**EXERCISE OBJECTIVE:** Restate each entry below exactly; pictures stay out of the copy.

───── MATERIAL SHOWN ─────

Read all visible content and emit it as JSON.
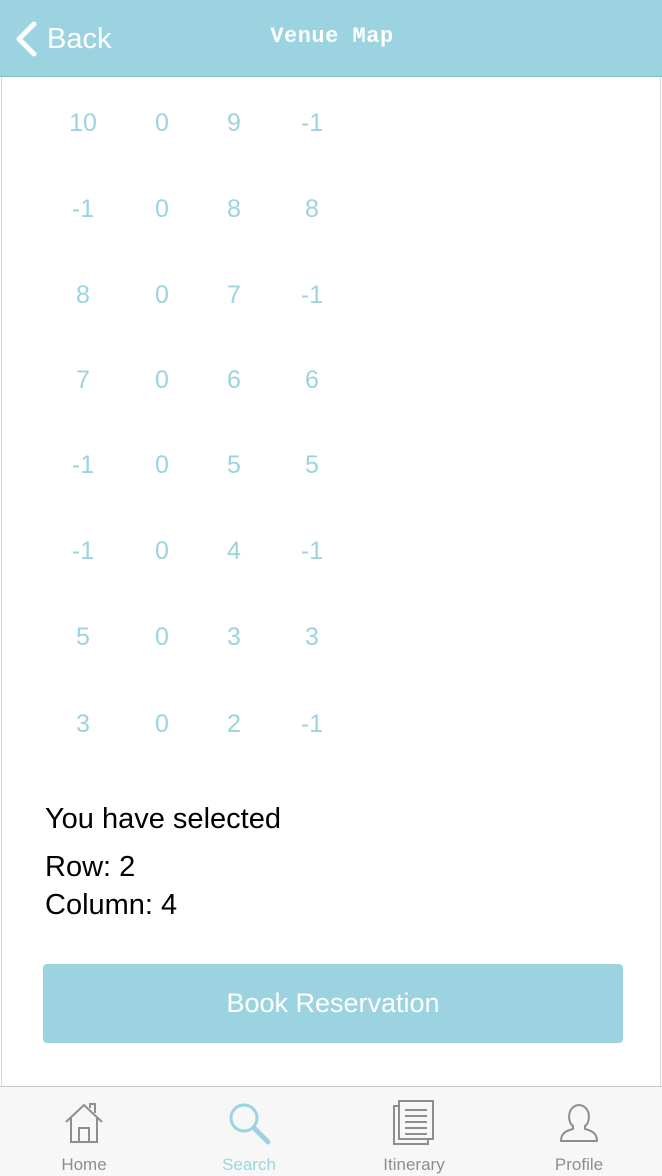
{
  "header": {
    "back_label": "Back",
    "title": "Venue Map"
  },
  "grid": {
    "rows": [
      [
        "10",
        "0",
        "9",
        "-1"
      ],
      [
        "-1",
        "0",
        "8",
        "8"
      ],
      [
        "8",
        "0",
        "7",
        "-1"
      ],
      [
        "7",
        "0",
        "6",
        "6"
      ],
      [
        "-1",
        "0",
        "5",
        "5"
      ],
      [
        "-1",
        "0",
        "4",
        "-1"
      ],
      [
        "5",
        "0",
        "3",
        "3"
      ],
      [
        "3",
        "0",
        "2",
        "-1"
      ]
    ]
  },
  "selection": {
    "heading": "You have selected",
    "row_text": "Row: 2",
    "column_text": "Column: 4"
  },
  "actions": {
    "book_label": "Book Reservation"
  },
  "tabbar": {
    "items": [
      {
        "label": "Home",
        "icon": "home-icon",
        "active": false
      },
      {
        "label": "Search",
        "icon": "search-icon",
        "active": true
      },
      {
        "label": "Itinerary",
        "icon": "itinerary-icon",
        "active": false
      },
      {
        "label": "Profile",
        "icon": "profile-icon",
        "active": false
      }
    ]
  },
  "colors": {
    "accent": "#9bd4e0",
    "inactive_tab": "#8e8e8e"
  }
}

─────

**ANSWER AREA:**
Read all visible content and emit it as JSON.
{
  "header": {
    "back_label": "Back",
    "title": "Venue Map"
  },
  "grid": {
    "rows": [
      [
        "10",
        "0",
        "9",
        "-1"
      ],
      [
        "-1",
        "0",
        "8",
        "8"
      ],
      [
        "8",
        "0",
        "7",
        "-1"
      ],
      [
        "7",
        "0",
        "6",
        "6"
      ],
      [
        "-1",
        "0",
        "5",
        "5"
      ],
      [
        "-1",
        "0",
        "4",
        "-1"
      ],
      [
        "5",
        "0",
        "3",
        "3"
      ],
      [
        "3",
        "0",
        "2",
        "-1"
      ]
    ]
  },
  "selection": {
    "heading": "You have selected",
    "row_text": "Row: 2",
    "column_text": "Column: 4"
  },
  "actions": {
    "book_label": "Book Reservation"
  },
  "tabbar": {
    "items": [
      {
        "label": "Home",
        "icon": "home-icon",
        "active": false
      },
      {
        "label": "Search",
        "icon": "search-icon",
        "active": true
      },
      {
        "label": "Itinerary",
        "icon": "itinerary-icon",
        "active": false
      },
      {
        "label": "Profile",
        "icon": "profile-icon",
        "active": false
      }
    ]
  },
  "colors": {
    "accent": "#9bd4e0",
    "inactive_tab": "#8e8e8e"
  }
}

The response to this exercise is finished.